* Given records *
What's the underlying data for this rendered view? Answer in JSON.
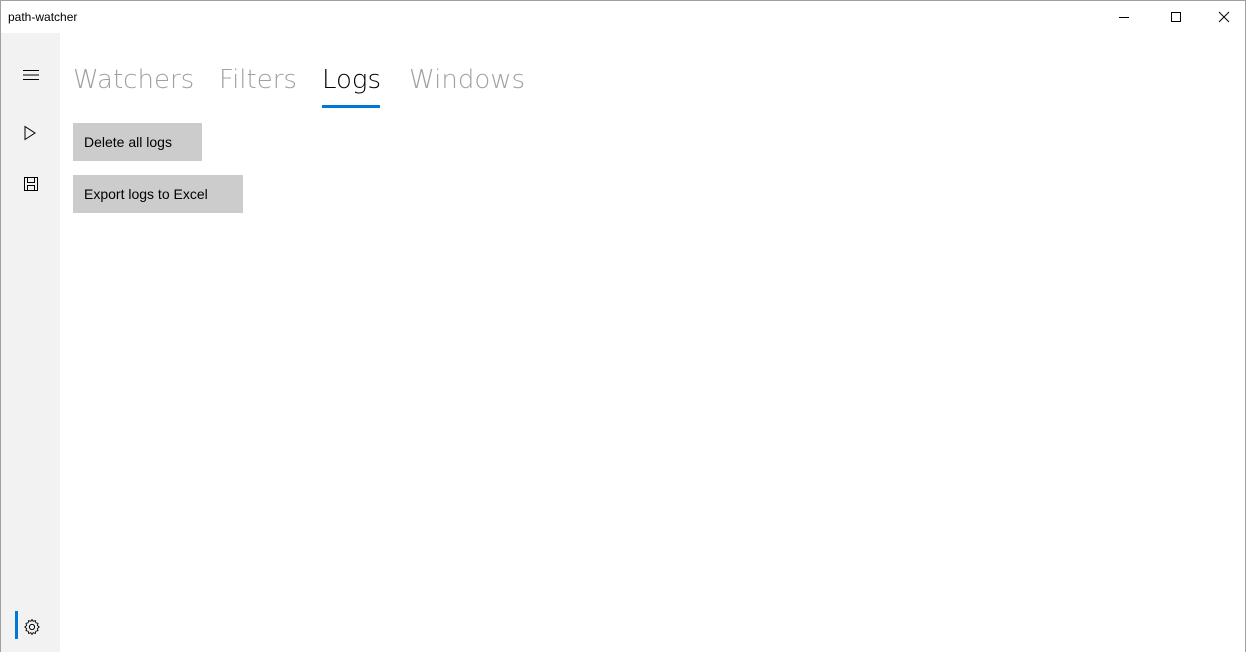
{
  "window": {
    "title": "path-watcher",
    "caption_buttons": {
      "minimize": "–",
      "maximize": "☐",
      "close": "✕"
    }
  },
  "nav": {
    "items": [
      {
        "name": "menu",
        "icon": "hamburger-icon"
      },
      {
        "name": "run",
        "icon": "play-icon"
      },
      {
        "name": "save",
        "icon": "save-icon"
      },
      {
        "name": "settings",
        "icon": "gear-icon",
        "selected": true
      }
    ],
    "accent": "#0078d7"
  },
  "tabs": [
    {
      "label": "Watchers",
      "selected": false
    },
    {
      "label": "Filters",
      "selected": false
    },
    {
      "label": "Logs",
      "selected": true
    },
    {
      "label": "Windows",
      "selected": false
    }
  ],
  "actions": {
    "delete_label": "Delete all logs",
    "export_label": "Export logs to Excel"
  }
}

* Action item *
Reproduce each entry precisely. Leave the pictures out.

* Expected answer *
What's the underlying data for this rendered view? Answer in JSON.
{
  "window": {
    "title": "path-watcher",
    "caption_buttons": {
      "minimize": "–",
      "maximize": "☐",
      "close": "✕"
    }
  },
  "nav": {
    "items": [
      {
        "name": "menu",
        "icon": "hamburger-icon"
      },
      {
        "name": "run",
        "icon": "play-icon"
      },
      {
        "name": "save",
        "icon": "save-icon"
      },
      {
        "name": "settings",
        "icon": "gear-icon",
        "selected": true
      }
    ],
    "accent": "#0078d7"
  },
  "tabs": [
    {
      "label": "Watchers",
      "selected": false
    },
    {
      "label": "Filters",
      "selected": false
    },
    {
      "label": "Logs",
      "selected": true
    },
    {
      "label": "Windows",
      "selected": false
    }
  ],
  "actions": {
    "delete_label": "Delete all logs",
    "export_label": "Export logs to Excel"
  }
}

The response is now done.